And "What does it take for a living cell to stay alive? Quite simply it takes good housekeeping and good external relations, which is to say good management of the myriad problems posed by living ... Life is a precarious state, made possible only when a large number of conditions are met simultaneously within the body's interior. For example, in organisms such as ours, the amounts of oxygen and CO2 can vary only within a narrow range, as can the acidity of the bath in which chemical molecules of every sort travel from cell to cell (the pH). The same applies to temperature ... it also applies to the amount of fundamental nutrients in circulation - sugars, fats, proteins. We feel discomfort when the variations depart from the nice and narrow range, and we feel quite agitated if we go for a very long time without doing something about the situation. These mental states and behaviors are signs that the ironclad rules of life regulation are being disobeyed, they are prompts from the netherlands of nonconscious processing toward minded and conscious life, requesting us to find a reasonable solution for a situation that can no longer be managed by automatic, nonconscious devices ... Unfortunately, although the essentials of life regulation (the process of homeostasis) have been known for more than a century and are applied daily in general biology and medicine, their deeper significance in terms of neurobiology and psychology has not been appreciated." So Damasio is suggesting that it's high time we more fully appreciated the psychological importance of the inner biochemical environment that is provided for the "society" of "multiple, cooperatively organized unicellular organisms" that we're made up of.
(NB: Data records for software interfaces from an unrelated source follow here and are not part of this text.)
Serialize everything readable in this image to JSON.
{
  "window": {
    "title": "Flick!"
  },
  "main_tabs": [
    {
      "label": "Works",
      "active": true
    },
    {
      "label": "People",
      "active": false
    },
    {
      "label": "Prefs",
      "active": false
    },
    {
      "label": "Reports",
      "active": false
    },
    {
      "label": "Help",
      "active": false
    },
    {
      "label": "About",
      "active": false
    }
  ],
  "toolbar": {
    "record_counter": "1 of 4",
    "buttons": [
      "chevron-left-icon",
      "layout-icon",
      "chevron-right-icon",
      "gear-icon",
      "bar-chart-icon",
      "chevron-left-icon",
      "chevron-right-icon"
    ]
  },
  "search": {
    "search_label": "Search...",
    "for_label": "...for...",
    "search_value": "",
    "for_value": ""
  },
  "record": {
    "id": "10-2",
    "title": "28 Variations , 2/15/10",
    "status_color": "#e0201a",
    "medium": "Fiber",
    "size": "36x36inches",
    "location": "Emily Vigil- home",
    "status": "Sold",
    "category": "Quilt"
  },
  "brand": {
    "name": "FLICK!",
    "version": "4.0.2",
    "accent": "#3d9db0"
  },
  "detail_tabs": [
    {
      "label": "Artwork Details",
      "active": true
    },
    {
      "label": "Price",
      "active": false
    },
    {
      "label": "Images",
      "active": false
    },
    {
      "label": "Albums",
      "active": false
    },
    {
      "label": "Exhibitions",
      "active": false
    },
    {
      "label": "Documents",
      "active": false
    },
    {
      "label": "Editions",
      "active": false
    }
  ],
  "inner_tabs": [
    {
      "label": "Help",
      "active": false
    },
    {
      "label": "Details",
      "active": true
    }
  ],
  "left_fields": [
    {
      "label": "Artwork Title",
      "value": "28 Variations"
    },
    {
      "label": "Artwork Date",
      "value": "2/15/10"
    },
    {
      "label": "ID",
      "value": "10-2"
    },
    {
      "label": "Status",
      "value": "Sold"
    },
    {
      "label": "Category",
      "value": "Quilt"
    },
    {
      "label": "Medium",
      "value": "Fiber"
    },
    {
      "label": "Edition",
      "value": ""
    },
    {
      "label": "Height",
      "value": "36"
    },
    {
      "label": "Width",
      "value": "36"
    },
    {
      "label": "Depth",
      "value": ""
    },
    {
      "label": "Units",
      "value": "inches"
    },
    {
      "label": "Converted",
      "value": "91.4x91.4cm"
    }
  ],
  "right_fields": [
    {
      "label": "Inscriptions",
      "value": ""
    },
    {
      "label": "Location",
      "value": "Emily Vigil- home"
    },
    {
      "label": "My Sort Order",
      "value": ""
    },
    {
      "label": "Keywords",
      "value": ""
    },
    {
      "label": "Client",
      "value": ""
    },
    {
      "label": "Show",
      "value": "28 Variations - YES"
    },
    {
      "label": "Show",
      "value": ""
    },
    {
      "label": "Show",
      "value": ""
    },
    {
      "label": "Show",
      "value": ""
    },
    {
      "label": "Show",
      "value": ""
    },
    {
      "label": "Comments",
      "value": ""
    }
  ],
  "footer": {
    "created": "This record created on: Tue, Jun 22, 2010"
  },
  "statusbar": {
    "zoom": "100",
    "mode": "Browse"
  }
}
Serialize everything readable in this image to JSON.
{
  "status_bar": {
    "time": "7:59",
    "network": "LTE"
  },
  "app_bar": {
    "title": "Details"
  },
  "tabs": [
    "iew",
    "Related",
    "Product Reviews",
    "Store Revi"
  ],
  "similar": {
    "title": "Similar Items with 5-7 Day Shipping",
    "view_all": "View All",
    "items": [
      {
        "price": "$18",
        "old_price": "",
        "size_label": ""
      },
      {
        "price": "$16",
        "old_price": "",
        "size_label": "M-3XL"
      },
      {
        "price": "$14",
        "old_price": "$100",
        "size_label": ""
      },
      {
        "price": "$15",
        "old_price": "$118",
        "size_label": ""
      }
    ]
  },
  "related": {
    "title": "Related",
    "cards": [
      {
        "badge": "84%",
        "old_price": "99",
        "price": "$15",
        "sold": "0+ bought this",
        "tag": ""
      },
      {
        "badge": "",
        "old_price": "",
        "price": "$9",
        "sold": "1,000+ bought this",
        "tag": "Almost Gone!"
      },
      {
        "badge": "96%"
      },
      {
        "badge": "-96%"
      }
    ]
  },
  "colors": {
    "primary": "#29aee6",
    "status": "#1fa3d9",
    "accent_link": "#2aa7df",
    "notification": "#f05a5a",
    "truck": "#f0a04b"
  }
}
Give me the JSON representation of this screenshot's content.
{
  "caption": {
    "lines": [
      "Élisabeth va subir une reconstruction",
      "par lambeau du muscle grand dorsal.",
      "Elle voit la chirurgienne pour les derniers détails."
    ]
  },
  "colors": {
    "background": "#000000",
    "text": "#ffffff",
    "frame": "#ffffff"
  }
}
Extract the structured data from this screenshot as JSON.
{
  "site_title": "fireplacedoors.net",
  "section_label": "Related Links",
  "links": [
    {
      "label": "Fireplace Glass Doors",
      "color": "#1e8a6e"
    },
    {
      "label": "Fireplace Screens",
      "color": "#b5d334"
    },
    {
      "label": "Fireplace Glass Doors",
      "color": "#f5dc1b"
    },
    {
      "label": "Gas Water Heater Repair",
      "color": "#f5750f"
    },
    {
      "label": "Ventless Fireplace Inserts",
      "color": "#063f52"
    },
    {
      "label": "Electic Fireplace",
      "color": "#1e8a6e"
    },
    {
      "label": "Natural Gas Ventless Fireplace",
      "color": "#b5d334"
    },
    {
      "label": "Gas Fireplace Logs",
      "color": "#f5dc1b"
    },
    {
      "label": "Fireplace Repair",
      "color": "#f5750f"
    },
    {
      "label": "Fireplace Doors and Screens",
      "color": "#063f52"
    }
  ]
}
And, he would suggest, part of the answer to "What am I feeling?" is a read-out, a message, from my biochemical inner environment, from the very liquids that bathe my cells. And in the six slide handout "Emotions & feelings" I quote from earlier Damasio work - his rather wonderful book "The feeling of what happens" - where he talks about the multiple levels of the internal emotional landscape. There are, he states, the six primary/universal emotions (happiness, sadness, anger, fear, surprise and disgust). There are also what he calls the secondary/social emotions (pride, shame, guilt, embarrassment and jealousy). There are background emotions (excitement, energy/fatigue, wellness/sickness, harmony/discord, relaxation/tension, stability/instability, balance/imbalance). And finally he suggests there are moods, drives and motivations, saying moods are made up of modulated & sustained primary, secondary or background emotions, while drives & motivations express themselves and are detectable through background emotions. Mm ... now there's a more complex, nuanced, layered landscape of "What am I feeling?" But how practically useful is this fuller understanding?
And see tomorrow's post for more on all this ...